"Somebody always wants to go backwards on our safety," Danny McCoy, a safety committee member at Mechanical Mines said at a July public hearing.
Bud and Stella
In August 2005, Bud and Stella Morris were living together in Cumberland, Ky., a town of about 2,600 not far from the Virginia border.
Both had been through failed marriages. Bud had a son from his previous relationship, and despite being told by doctors she couldn't have kids, Stella was pregnant with their "miracle baby."
On Aug. 3, word spread about a terrible mining accident at Stillhouse Mining's Mine No. 1, just down the road from where Bud worked at H&D Mining. Stella was worried. Her friend Claudia Cole's husband, Russell, worked for Stillhouse. So Bud and Stella drove down to the mine site to find out what had happened. It was a roof fall, they learned. Two miners were missing. One of them was Russell Cole.
At about 9:30 that night, Cole and another miner, Brandon Wilder, were on a crew that was "pulling pillars" that were left during previous mining to hold up the mine roof. The roof fell in on them. It took rescuers three days to dig Russell Cole's body out.
'He didn't think it was safe'
Landen Jaycob Morris was born to Bud and Stella in September.
A few months later, Dec. 30, Stella was just getting into the shower. Bud had left for work about 6 a.m. At about 2 p.m., she would leave for her job at a local convenience store.
The phone rang. It was James H. Hurley, president of H&D Mining.
"Stella, Bud got his legs cut off," she remembers him saying. Stella rushed to the hospital, 20 miles away in Harlan.
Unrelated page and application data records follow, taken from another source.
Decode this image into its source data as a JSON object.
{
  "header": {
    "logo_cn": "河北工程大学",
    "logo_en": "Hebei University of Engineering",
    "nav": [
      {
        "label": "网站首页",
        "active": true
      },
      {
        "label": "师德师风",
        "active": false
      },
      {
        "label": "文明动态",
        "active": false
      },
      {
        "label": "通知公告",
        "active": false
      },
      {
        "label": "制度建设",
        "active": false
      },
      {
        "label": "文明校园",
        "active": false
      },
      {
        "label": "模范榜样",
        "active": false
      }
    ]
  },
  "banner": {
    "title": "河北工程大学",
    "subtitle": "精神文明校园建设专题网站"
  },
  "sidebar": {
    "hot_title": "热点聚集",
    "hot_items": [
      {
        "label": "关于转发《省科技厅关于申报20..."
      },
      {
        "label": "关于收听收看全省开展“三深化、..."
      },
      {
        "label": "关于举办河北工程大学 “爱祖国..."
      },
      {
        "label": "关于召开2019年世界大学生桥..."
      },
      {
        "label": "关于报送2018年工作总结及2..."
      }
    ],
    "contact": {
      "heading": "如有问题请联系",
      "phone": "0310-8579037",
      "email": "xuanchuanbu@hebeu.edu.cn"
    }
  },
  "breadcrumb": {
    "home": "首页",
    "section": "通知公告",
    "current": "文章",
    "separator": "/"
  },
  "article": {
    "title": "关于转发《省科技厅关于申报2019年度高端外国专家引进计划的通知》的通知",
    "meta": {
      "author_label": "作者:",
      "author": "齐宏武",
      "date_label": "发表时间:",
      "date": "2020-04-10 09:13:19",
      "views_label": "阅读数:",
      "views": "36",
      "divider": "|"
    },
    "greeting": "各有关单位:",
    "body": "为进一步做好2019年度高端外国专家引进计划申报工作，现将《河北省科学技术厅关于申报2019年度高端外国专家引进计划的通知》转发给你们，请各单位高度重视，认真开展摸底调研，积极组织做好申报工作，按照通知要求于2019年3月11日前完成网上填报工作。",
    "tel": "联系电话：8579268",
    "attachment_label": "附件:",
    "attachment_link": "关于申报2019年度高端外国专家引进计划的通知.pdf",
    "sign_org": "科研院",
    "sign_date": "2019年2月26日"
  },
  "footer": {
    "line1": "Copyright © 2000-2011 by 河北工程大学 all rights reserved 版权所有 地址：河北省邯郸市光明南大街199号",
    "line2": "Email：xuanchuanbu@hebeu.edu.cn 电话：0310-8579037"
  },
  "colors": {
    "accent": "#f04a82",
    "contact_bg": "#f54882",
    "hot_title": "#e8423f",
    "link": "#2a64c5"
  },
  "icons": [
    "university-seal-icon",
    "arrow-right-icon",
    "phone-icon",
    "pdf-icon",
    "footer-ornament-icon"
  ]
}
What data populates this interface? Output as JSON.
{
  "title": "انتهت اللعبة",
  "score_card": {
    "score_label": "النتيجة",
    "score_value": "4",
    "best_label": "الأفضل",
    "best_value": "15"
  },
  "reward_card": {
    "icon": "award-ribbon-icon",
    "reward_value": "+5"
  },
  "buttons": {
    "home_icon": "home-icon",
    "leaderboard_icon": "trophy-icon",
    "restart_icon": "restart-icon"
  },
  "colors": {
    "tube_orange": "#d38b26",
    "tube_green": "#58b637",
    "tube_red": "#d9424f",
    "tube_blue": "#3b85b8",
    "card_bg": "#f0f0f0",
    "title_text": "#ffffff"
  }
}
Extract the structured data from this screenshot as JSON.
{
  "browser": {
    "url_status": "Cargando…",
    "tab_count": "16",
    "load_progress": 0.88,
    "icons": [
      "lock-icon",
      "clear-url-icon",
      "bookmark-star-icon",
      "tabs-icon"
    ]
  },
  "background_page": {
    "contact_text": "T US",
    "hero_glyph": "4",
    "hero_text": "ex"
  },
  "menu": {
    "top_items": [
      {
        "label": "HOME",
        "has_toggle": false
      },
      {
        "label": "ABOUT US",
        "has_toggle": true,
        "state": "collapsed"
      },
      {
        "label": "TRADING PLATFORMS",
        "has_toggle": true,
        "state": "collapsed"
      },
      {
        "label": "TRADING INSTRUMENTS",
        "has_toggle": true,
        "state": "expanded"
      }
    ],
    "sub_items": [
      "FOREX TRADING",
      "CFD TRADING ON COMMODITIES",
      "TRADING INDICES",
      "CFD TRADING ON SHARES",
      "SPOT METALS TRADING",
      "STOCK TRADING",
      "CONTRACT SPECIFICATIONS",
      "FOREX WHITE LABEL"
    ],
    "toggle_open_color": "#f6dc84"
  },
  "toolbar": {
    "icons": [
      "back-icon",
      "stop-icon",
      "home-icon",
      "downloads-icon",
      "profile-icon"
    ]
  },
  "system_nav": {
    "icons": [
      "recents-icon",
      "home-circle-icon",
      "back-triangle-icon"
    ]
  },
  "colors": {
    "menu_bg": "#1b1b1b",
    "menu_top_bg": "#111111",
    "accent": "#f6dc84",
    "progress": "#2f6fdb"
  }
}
"The doctor came out and said they were doing all they could," she remembered. "Five minutes later, the doctor came back and said that he was gone."
Bud and Stella Morris were both 29 years old when he died. Bud had worked in the mines for about five years. Before that, he worked in a factory and at a garage. But the mine paid better.
"He had some back problems, and they were getting worse," she recalled. "He wanted out. He didn't think it was safe."
Today, Stella Morris is back at work. Family members help her care for her son.
"I talk to him every day about his dad, and I'll do that the rest of my life."
Stella wishes the company had called her sooner, so she could have gotten to the hospital before Bud died — so he wouldn't have had to die alone.
"I could have been there before he died, just to tell him I loved him."
To contact staff writer Ken Ward Jr., use e-mail or call 348-1702.
How we did this story
When an explosion ripped through the Sago Mine on Jan. 2, killing 12 workers, coal mine safety again became a national issue.
The Sunday Gazette-Mail wanted to take a broader look, to examine the daily dangers faced by the 79,000 coal miners who help provide more than half of the nation's electricity.
Reporter Ken Ward Jr. had been covering mine safety on and off for much of his 15 years at the newspaper. And he had recently been awarded a six-month fellowship by the Alicia Patterson Foundation to study the coal industry.
Under the direction of City Editor Robert J. Byers, Ward narrowed the focus of his fellowship to a project on coal mine safety. This story, the first in a series of special reports, is the result of that work.
Since April, Ward has traveled the coalfields of West Virginia and visited mining areas in Alabama, Kentucky and Pennsylvania, conducting more than 100 interviews with coal miners, mine operators, mine safety experts, government inspectors and elected officials.
Ward has filed more than two dozen public records requests, and analyzed numerous government computer databases that detail mine safety inspections and enforcement.
Also, Ward examined federal investigation reports concerning the deaths of 320 miners over the last decade, and built his own database to study the findings. Ward also reviewed federal investigation reports from more than two dozen major coal-mining disasters dating back to 1970, and studied dozens of technical papers about mine safety issues.
Future stories will examine, among other issues, the unique dangers faced by strip-mine workers, the controversial emergency breathing devices carried by all coal miners, and the oversight record of the federal Mine Safety and Health Administration.